-- Requirement --
The lines below that include "duration" are to be found and copied.

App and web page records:
---------------
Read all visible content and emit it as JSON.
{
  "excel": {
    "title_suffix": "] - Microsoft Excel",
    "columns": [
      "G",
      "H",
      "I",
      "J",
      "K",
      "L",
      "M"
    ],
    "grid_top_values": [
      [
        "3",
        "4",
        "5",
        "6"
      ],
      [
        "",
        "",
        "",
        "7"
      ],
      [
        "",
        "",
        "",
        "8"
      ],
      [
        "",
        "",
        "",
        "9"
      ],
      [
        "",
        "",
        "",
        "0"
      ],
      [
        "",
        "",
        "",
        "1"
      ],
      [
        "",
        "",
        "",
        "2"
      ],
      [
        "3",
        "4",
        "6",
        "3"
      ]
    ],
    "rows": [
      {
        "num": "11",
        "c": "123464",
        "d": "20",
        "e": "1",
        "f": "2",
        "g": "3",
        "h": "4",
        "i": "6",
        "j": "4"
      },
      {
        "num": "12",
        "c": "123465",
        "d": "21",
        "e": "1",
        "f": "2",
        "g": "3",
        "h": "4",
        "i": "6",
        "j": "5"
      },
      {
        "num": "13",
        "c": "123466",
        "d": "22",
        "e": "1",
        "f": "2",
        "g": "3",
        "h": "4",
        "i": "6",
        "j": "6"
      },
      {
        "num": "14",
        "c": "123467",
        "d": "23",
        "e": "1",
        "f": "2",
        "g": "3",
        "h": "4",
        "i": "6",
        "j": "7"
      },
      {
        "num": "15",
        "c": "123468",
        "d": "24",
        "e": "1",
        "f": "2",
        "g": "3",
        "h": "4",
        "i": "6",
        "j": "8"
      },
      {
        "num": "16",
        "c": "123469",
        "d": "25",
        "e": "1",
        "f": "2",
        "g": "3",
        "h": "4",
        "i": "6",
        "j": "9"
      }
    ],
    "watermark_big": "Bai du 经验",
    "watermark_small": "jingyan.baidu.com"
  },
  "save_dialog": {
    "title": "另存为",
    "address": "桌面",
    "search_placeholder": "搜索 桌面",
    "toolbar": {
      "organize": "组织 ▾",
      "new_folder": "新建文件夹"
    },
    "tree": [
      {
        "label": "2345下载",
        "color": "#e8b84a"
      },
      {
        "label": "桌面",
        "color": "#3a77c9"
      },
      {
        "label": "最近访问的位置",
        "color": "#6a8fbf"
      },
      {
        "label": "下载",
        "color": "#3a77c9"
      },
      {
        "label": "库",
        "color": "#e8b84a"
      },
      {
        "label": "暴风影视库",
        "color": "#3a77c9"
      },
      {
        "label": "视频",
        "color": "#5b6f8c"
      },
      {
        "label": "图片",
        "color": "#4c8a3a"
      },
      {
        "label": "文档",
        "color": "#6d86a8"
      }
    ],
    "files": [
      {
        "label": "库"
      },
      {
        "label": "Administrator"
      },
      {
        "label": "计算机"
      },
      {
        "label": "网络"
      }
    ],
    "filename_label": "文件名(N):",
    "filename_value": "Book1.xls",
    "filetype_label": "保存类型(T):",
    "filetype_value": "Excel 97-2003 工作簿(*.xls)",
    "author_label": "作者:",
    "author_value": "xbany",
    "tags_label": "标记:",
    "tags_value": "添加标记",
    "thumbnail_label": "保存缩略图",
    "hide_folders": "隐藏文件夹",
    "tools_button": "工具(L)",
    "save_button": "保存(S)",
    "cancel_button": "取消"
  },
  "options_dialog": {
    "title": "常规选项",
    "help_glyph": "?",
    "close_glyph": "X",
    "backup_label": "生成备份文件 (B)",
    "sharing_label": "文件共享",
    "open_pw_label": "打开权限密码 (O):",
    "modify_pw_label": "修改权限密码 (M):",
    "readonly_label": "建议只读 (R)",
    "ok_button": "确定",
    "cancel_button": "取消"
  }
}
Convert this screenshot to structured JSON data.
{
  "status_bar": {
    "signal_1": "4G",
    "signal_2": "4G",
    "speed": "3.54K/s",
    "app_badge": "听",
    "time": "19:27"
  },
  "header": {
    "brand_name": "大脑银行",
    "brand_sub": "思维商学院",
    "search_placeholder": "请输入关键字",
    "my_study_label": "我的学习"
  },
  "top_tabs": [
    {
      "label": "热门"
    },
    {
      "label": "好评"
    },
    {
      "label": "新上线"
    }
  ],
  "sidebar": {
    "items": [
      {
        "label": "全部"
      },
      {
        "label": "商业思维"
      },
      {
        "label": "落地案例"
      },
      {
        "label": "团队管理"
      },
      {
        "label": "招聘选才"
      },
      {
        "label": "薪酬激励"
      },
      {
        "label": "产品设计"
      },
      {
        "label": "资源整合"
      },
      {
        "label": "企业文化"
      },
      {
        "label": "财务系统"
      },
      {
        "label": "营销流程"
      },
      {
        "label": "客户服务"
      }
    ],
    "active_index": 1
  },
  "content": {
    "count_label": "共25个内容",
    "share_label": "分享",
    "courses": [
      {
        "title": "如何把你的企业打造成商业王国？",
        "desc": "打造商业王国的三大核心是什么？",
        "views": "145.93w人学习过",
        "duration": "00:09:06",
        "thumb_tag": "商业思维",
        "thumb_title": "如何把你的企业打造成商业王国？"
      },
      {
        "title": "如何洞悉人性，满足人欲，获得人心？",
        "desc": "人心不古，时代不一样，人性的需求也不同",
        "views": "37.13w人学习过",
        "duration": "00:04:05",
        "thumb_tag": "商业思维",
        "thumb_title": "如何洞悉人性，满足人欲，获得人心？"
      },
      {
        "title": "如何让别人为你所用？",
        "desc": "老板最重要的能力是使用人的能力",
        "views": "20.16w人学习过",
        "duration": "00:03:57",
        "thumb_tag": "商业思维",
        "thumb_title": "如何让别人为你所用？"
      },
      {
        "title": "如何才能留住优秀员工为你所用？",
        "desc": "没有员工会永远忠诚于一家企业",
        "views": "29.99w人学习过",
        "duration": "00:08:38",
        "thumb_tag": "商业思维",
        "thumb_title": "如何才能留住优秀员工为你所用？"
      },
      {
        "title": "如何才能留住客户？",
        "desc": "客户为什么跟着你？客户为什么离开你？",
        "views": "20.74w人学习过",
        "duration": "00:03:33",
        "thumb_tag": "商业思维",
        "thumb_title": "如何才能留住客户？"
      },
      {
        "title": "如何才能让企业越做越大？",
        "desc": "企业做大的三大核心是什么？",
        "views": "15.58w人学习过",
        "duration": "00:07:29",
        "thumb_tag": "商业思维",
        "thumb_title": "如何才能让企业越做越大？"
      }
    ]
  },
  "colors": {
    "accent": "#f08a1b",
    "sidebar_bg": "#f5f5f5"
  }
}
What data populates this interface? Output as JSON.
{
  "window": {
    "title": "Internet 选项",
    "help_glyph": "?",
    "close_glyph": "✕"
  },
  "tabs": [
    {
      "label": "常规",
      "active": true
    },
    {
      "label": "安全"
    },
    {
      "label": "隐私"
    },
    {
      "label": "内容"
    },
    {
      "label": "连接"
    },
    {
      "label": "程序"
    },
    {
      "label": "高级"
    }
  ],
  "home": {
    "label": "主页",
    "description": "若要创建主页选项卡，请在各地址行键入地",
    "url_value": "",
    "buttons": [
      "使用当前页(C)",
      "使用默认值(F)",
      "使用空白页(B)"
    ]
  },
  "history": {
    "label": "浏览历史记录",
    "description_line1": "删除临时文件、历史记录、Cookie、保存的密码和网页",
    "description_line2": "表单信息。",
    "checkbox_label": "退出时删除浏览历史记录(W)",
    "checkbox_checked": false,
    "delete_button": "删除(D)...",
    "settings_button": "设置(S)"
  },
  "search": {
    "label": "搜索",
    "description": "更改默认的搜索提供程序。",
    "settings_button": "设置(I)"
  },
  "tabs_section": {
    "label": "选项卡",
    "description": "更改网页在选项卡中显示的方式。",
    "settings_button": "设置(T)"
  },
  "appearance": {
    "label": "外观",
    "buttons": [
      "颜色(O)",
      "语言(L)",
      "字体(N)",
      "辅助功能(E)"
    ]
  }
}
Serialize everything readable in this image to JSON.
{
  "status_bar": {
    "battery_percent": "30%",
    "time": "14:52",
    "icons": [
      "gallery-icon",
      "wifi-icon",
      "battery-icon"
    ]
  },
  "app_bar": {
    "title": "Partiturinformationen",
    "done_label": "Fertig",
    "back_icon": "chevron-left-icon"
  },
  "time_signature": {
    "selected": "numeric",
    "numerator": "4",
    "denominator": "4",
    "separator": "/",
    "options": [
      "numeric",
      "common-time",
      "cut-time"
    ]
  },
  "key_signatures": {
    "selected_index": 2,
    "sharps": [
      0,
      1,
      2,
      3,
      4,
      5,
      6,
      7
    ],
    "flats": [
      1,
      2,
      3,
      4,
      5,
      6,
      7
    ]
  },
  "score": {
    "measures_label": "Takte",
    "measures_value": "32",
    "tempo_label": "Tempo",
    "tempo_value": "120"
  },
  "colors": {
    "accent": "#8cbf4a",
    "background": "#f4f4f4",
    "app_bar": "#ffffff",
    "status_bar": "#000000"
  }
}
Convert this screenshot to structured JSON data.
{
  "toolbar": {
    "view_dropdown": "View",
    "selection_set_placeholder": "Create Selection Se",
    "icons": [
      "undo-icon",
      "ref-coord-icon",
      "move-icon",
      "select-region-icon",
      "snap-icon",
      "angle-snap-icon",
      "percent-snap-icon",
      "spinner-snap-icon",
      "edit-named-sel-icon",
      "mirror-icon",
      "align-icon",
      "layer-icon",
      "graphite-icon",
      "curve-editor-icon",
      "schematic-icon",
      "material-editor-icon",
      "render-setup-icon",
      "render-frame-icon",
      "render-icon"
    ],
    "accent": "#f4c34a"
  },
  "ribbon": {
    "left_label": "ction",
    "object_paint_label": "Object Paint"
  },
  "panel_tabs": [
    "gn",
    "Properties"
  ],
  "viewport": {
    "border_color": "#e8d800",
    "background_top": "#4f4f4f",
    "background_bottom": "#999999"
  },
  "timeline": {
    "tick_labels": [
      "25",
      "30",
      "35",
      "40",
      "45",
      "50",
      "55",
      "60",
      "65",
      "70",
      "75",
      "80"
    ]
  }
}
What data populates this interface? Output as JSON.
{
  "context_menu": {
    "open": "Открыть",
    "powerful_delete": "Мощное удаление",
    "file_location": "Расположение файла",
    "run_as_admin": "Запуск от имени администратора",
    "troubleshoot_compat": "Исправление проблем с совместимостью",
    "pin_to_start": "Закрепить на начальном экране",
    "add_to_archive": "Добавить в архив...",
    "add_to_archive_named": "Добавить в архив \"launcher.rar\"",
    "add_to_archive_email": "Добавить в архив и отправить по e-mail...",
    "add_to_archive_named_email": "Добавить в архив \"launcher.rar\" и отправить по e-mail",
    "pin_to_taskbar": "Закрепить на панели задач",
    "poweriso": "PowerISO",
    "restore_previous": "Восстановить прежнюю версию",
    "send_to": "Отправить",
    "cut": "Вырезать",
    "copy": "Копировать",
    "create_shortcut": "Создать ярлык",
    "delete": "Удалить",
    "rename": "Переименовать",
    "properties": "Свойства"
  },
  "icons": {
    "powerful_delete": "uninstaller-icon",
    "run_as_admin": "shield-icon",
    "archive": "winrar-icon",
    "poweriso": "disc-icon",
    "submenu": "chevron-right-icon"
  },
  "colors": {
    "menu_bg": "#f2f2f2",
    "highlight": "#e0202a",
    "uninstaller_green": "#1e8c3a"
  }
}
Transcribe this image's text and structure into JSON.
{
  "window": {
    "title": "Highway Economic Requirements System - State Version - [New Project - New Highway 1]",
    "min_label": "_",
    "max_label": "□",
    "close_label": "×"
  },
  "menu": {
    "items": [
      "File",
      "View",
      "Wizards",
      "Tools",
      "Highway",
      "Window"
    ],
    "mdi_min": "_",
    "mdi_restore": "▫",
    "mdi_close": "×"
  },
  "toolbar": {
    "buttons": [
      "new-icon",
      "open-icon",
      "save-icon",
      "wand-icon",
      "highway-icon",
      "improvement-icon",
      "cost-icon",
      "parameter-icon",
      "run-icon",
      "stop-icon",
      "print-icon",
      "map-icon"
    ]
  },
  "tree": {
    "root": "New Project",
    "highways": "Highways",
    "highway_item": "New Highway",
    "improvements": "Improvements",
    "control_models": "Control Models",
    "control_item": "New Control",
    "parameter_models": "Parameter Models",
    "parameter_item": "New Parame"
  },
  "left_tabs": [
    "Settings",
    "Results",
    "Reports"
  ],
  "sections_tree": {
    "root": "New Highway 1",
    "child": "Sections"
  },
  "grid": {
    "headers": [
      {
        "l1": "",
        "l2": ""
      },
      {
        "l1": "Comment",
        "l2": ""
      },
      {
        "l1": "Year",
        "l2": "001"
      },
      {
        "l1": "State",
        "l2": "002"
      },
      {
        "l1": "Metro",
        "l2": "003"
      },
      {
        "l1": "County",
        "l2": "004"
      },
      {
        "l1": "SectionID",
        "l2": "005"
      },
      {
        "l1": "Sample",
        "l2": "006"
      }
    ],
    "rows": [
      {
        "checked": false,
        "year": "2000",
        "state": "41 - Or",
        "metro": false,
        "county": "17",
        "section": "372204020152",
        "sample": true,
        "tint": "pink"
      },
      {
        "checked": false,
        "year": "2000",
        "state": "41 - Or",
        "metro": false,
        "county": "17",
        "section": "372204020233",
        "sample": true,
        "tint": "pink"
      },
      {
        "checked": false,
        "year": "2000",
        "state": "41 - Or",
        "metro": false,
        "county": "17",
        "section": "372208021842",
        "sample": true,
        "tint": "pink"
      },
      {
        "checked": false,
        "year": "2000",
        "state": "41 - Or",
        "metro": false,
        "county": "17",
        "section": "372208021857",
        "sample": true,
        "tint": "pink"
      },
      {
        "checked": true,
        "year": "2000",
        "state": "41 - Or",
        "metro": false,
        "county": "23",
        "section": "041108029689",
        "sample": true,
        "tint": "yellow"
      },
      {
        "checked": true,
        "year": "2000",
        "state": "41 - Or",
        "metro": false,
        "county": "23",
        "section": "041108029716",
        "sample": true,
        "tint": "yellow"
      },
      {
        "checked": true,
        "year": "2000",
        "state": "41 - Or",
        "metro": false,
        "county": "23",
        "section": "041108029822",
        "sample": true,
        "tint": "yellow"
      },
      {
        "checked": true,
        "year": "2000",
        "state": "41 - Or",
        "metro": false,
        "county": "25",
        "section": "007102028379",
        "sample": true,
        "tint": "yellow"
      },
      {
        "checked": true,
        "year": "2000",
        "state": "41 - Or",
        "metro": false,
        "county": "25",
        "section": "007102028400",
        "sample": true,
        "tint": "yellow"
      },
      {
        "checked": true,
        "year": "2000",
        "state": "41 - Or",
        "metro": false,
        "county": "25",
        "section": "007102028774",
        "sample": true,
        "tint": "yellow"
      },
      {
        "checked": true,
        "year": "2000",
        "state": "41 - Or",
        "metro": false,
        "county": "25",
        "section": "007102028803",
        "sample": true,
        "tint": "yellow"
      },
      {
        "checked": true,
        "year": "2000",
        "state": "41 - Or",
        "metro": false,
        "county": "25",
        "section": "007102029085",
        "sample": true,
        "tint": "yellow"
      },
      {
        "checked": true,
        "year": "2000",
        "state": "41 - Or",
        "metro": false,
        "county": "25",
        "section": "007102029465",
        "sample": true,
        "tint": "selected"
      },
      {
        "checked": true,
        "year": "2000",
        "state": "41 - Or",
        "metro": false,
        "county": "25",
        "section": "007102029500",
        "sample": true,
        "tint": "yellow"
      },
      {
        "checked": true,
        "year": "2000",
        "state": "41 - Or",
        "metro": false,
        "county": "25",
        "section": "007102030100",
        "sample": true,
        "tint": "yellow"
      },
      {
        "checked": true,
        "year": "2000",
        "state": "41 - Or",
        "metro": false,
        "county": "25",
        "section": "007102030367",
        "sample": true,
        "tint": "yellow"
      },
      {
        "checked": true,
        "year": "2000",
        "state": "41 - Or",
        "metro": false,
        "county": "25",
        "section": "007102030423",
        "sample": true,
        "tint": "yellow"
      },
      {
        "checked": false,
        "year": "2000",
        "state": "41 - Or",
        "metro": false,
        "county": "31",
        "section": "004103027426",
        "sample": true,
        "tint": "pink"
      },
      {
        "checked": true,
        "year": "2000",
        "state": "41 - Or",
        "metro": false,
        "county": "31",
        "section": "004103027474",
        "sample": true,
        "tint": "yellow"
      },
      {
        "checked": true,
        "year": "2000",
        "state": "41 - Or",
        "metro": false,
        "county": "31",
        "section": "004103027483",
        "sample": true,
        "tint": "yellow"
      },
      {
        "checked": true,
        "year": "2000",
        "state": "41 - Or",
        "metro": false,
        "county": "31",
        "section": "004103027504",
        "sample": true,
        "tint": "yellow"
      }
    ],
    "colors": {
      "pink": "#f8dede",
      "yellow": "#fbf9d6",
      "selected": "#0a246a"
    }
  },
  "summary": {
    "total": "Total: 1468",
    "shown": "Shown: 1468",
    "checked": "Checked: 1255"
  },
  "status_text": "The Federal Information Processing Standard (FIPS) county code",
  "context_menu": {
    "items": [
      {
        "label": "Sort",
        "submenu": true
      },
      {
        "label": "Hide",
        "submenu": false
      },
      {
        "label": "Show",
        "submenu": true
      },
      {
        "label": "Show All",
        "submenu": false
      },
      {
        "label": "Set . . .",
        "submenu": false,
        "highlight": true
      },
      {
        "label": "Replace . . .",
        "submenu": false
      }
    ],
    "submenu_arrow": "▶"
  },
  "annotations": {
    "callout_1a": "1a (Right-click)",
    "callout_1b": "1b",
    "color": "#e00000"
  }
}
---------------
-- Task answer --
        "duration": "00:09:06",
        "duration": "00:04:05",
        "duration": "00:03:57",
        "duration": "00:08:38",
        "duration": "00:03:33",
        "duration": "00:07:29",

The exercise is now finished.